**YOUR ASSIGNMENT:** Repeat each entry exactly; omit all pictures.

**DATA TO EXAMINE:**
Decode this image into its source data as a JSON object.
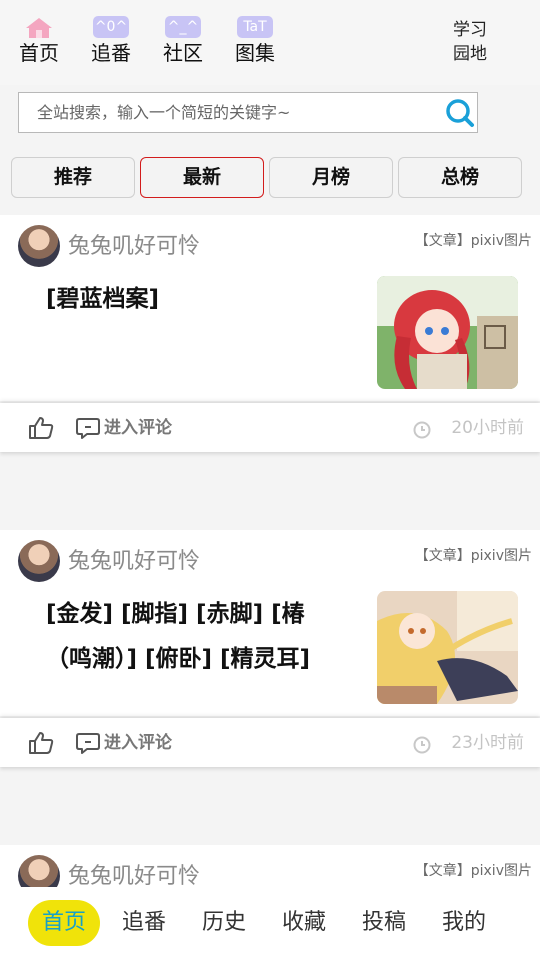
{
  "topnav": {
    "items": [
      {
        "label": "首页",
        "badge": "",
        "icon": "house-icon"
      },
      {
        "label": "追番",
        "badge": "^0^",
        "icon": "emoticon-badge"
      },
      {
        "label": "社区",
        "badge": "^_^",
        "icon": "emoticon-badge"
      },
      {
        "label": "图集",
        "badge": "TaT",
        "icon": "emoticon-badge"
      }
    ],
    "study_label": "学习园地"
  },
  "search": {
    "placeholder": "全站搜索，输入一个简短的关键字~",
    "icon": "search-icon"
  },
  "tabs": [
    {
      "label": "推荐",
      "active": false
    },
    {
      "label": "最新",
      "active": true
    },
    {
      "label": "月榜",
      "active": false
    },
    {
      "label": "总榜",
      "active": false
    }
  ],
  "posts": [
    {
      "author": "兔兔叽好可怜",
      "category": "【文章】pixiv图片",
      "title": "[碧蓝档案]",
      "comment_label": "进入评论",
      "time": "20小时前"
    },
    {
      "author": "兔兔叽好可怜",
      "category": "【文章】pixiv图片",
      "title": "[金发] [脚指] [赤脚] [椿（鸣潮）] [俯卧] [精灵耳]",
      "comment_label": "进入评论",
      "time": "23小时前"
    },
    {
      "author": "兔兔叽好可怜",
      "category": "【文章】pixiv图片",
      "title": "",
      "comment_label": "",
      "time": ""
    }
  ],
  "bottombar": {
    "items": [
      {
        "label": "首页",
        "active": true
      },
      {
        "label": "追番",
        "active": false
      },
      {
        "label": "历史",
        "active": false
      },
      {
        "label": "收藏",
        "active": false
      },
      {
        "label": "投稿",
        "active": false
      },
      {
        "label": "我的",
        "active": false
      }
    ]
  },
  "colors": {
    "active_tab_border": "#d21c1c",
    "bottom_active_bg": "#f0e30a",
    "bottom_active_text": "#16a0c8",
    "search_icon": "#1aa0d8",
    "badge_bg": "#c8c4f5",
    "house_icon": "#f4a6c0"
  }
}
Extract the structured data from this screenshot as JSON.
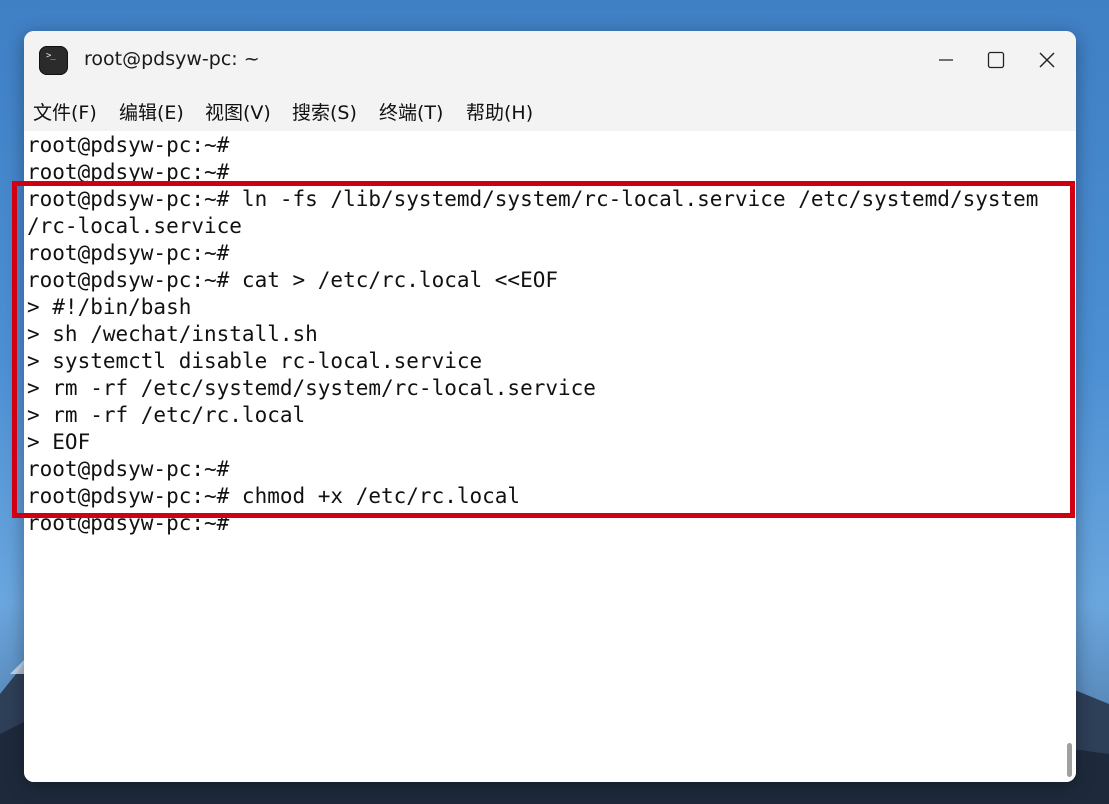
{
  "window": {
    "title": "root@pdsyw-pc: ~",
    "app_icon_glyph": ">_"
  },
  "controls": {
    "minimize_icon": "minimize-icon",
    "maximize_icon": "maximize-icon",
    "close_icon": "close-icon"
  },
  "menu": [
    {
      "label": "文件(F)"
    },
    {
      "label": "编辑(E)"
    },
    {
      "label": "视图(V)"
    },
    {
      "label": "搜索(S)"
    },
    {
      "label": "终端(T)"
    },
    {
      "label": "帮助(H)"
    }
  ],
  "terminal": {
    "lines": [
      "root@pdsyw-pc:~#",
      "root@pdsyw-pc:~#",
      "root@pdsyw-pc:~# ln -fs /lib/systemd/system/rc-local.service /etc/systemd/system",
      "/rc-local.service",
      "root@pdsyw-pc:~#",
      "root@pdsyw-pc:~# cat > /etc/rc.local <<EOF",
      "> #!/bin/bash",
      "> sh /wechat/install.sh",
      "> systemctl disable rc-local.service",
      "> rm -rf /etc/systemd/system/rc-local.service",
      "> rm -rf /etc/rc.local",
      "> EOF",
      "root@pdsyw-pc:~#",
      "root@pdsyw-pc:~# chmod +x /etc/rc.local",
      "root@pdsyw-pc:~#"
    ]
  },
  "colors": {
    "highlight": "#d00012",
    "terminal_bg": "#ffffff",
    "terminal_text": "#111111",
    "titlebar_bg": "#f3f3f3"
  }
}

**TASK OUTPUT:**
Decode this image into its source data as a JSON object.
{
  "topnav": {
    "items": [
      {
        "label": "首页",
        "badge": "",
        "icon": "house-icon"
      },
      {
        "label": "追番",
        "badge": "^0^",
        "icon": "emoticon-badge"
      },
      {
        "label": "社区",
        "badge": "^_^",
        "icon": "emoticon-badge"
      },
      {
        "label": "图集",
        "badge": "TaT",
        "icon": "emoticon-badge"
      }
    ],
    "study_label": "学习园地"
  },
  "search": {
    "placeholder": "全站搜索，输入一个简短的关键字~",
    "icon": "search-icon"
  },
  "tabs": [
    {
      "label": "推荐",
      "active": false
    },
    {
      "label": "最新",
      "active": true
    },
    {
      "label": "月榜",
      "active": false
    },
    {
      "label": "总榜",
      "active": false
    }
  ],
  "posts": [
    {
      "author": "兔兔叽好可怜",
      "category": "【文章】pixiv图片",
      "title": "[碧蓝档案]",
      "comment_label": "进入评论",
      "time": "20小时前"
    },
    {
      "author": "兔兔叽好可怜",
      "category": "【文章】pixiv图片",
      "title": "[金发] [脚指] [赤脚] [椿（鸣潮）] [俯卧] [精灵耳]",
      "comment_label": "进入评论",
      "time": "23小时前"
    },
    {
      "author": "兔兔叽好可怜",
      "category": "【文章】pixiv图片",
      "title": "",
      "comment_label": "",
      "time": ""
    }
  ],
  "bottombar": {
    "items": [
      {
        "label": "首页",
        "active": true
      },
      {
        "label": "追番",
        "active": false
      },
      {
        "label": "历史",
        "active": false
      },
      {
        "label": "收藏",
        "active": false
      },
      {
        "label": "投稿",
        "active": false
      },
      {
        "label": "我的",
        "active": false
      }
    ]
  },
  "colors": {
    "active_tab_border": "#d21c1c",
    "bottom_active_bg": "#f0e30a",
    "bottom_active_text": "#16a0c8",
    "search_icon": "#1aa0d8",
    "badge_bg": "#c8c4f5",
    "house_icon": "#f4a6c0"
  }
}
Extract the structured data from this screenshot as JSON.
{
  "window": {
    "title": "root@pdsyw-pc: ~",
    "app_icon_glyph": ">_"
  },
  "controls": {
    "minimize_icon": "minimize-icon",
    "maximize_icon": "maximize-icon",
    "close_icon": "close-icon"
  },
  "menu": [
    {
      "label": "文件(F)"
    },
    {
      "label": "编辑(E)"
    },
    {
      "label": "视图(V)"
    },
    {
      "label": "搜索(S)"
    },
    {
      "label": "终端(T)"
    },
    {
      "label": "帮助(H)"
    }
  ],
  "terminal": {
    "lines": [
      "root@pdsyw-pc:~#",
      "root@pdsyw-pc:~#",
      "root@pdsyw-pc:~# ln -fs /lib/systemd/system/rc-local.service /etc/systemd/system",
      "/rc-local.service",
      "root@pdsyw-pc:~#",
      "root@pdsyw-pc:~# cat > /etc/rc.local <<EOF",
      "> #!/bin/bash",
      "> sh /wechat/install.sh",
      "> systemctl disable rc-local.service",
      "> rm -rf /etc/systemd/system/rc-local.service",
      "> rm -rf /etc/rc.local",
      "> EOF",
      "root@pdsyw-pc:~#",
      "root@pdsyw-pc:~# chmod +x /etc/rc.local",
      "root@pdsyw-pc:~#"
    ]
  },
  "colors": {
    "highlight": "#d00012",
    "terminal_bg": "#ffffff",
    "terminal_text": "#111111",
    "titlebar_bg": "#f3f3f3"
  }
}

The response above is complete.